(EXTRACTED ENTRIES)
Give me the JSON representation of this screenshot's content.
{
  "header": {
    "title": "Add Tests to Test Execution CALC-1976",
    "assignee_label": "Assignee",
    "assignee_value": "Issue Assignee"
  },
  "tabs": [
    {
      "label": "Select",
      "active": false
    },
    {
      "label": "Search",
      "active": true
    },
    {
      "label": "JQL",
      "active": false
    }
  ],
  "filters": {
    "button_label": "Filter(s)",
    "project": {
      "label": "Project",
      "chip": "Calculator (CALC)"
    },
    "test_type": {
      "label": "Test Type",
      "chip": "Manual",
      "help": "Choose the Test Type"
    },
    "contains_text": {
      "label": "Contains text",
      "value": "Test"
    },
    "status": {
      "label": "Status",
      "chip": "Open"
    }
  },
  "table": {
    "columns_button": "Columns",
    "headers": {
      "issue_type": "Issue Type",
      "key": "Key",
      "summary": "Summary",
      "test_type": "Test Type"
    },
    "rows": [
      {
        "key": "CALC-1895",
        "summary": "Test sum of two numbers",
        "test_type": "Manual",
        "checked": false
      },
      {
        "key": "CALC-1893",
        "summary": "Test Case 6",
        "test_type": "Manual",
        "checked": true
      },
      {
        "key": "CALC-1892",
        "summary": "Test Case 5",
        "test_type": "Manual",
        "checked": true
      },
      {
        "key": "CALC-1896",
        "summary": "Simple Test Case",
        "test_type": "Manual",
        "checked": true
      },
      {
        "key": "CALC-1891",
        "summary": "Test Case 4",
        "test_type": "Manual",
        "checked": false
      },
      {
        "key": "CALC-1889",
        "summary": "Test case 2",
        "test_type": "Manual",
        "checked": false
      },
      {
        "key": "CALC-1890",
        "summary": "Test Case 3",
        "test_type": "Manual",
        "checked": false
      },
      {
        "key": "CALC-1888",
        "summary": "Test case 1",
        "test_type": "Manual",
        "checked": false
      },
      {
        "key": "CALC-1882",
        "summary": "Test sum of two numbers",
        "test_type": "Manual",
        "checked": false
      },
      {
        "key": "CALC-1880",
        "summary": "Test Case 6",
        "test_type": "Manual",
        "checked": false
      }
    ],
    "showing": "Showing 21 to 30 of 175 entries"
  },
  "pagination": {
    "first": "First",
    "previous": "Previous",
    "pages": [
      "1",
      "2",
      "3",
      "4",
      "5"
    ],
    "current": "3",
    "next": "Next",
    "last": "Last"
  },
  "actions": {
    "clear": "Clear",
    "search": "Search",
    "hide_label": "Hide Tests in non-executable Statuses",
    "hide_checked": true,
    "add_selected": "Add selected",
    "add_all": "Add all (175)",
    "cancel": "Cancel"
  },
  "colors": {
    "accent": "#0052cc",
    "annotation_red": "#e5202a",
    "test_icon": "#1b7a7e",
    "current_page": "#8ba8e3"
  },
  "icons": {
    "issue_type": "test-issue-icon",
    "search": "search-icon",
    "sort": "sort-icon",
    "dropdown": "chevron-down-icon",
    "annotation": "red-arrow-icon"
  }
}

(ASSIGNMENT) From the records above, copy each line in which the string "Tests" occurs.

(TASK OUTPUT)
    "title": "Add Tests to Test Execution CALC-1976",
    "hide_label": "Hide Tests in non-executable Statuses",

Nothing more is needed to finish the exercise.